REQUIRED WORK:
What the task needs is the data below, written out verbatim.

RAW DATA:
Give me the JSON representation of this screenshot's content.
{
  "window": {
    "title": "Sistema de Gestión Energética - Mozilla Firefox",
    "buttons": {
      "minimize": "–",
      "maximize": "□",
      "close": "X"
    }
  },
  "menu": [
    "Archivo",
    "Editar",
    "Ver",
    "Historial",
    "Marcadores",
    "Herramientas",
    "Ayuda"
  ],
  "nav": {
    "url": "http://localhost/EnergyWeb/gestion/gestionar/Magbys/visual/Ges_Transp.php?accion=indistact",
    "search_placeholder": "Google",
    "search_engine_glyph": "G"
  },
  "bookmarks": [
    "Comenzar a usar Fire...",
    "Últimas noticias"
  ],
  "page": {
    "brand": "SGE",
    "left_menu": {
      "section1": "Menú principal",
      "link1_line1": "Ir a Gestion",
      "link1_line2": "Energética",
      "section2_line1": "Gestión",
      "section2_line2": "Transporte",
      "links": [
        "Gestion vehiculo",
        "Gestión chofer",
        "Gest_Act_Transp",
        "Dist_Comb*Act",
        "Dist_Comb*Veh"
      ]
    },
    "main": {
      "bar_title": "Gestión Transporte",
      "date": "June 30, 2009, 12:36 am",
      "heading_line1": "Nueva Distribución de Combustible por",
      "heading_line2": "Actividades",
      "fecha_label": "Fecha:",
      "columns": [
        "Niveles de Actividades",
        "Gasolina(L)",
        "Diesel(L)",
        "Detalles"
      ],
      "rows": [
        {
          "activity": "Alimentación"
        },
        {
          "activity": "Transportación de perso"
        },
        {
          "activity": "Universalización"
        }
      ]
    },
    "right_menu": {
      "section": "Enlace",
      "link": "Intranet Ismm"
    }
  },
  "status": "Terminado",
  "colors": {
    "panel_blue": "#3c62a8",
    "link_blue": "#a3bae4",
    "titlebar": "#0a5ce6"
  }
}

TASK RESULT:
Give me the JSON representation of this screenshot's content.
{
  "window": {
    "title": "Sistema de Gestión Energética - Mozilla Firefox",
    "buttons": {
      "minimize": "–",
      "maximize": "□",
      "close": "X"
    }
  },
  "menu": [
    "Archivo",
    "Editar",
    "Ver",
    "Historial",
    "Marcadores",
    "Herramientas",
    "Ayuda"
  ],
  "nav": {
    "url": "http://localhost/EnergyWeb/gestion/gestionar/Magbys/visual/Ges_Transp.php?accion=indistact",
    "search_placeholder": "Google",
    "search_engine_glyph": "G"
  },
  "bookmarks": [
    "Comenzar a usar Fire...",
    "Últimas noticias"
  ],
  "page": {
    "brand": "SGE",
    "left_menu": {
      "section1": "Menú principal",
      "link1_line1": "Ir a Gestion",
      "link1_line2": "Energética",
      "section2_line1": "Gestión",
      "section2_line2": "Transporte",
      "links": [
        "Gestion vehiculo",
        "Gestión chofer",
        "Gest_Act_Transp",
        "Dist_Comb*Act",
        "Dist_Comb*Veh"
      ]
    },
    "main": {
      "bar_title": "Gestión Transporte",
      "date": "June 30, 2009, 12:36 am",
      "heading_line1": "Nueva Distribución de Combustible por",
      "heading_line2": "Actividades",
      "fecha_label": "Fecha:",
      "columns": [
        "Niveles de Actividades",
        "Gasolina(L)",
        "Diesel(L)",
        "Detalles"
      ],
      "rows": [
        {
          "activity": "Alimentación"
        },
        {
          "activity": "Transportación de perso"
        },
        {
          "activity": "Universalización"
        }
      ]
    },
    "right_menu": {
      "section": "Enlace",
      "link": "Intranet Ismm"
    }
  },
  "status": "Terminado",
  "colors": {
    "panel_blue": "#3c62a8",
    "link_blue": "#a3bae4",
    "titlebar": "#0a5ce6"
  }
}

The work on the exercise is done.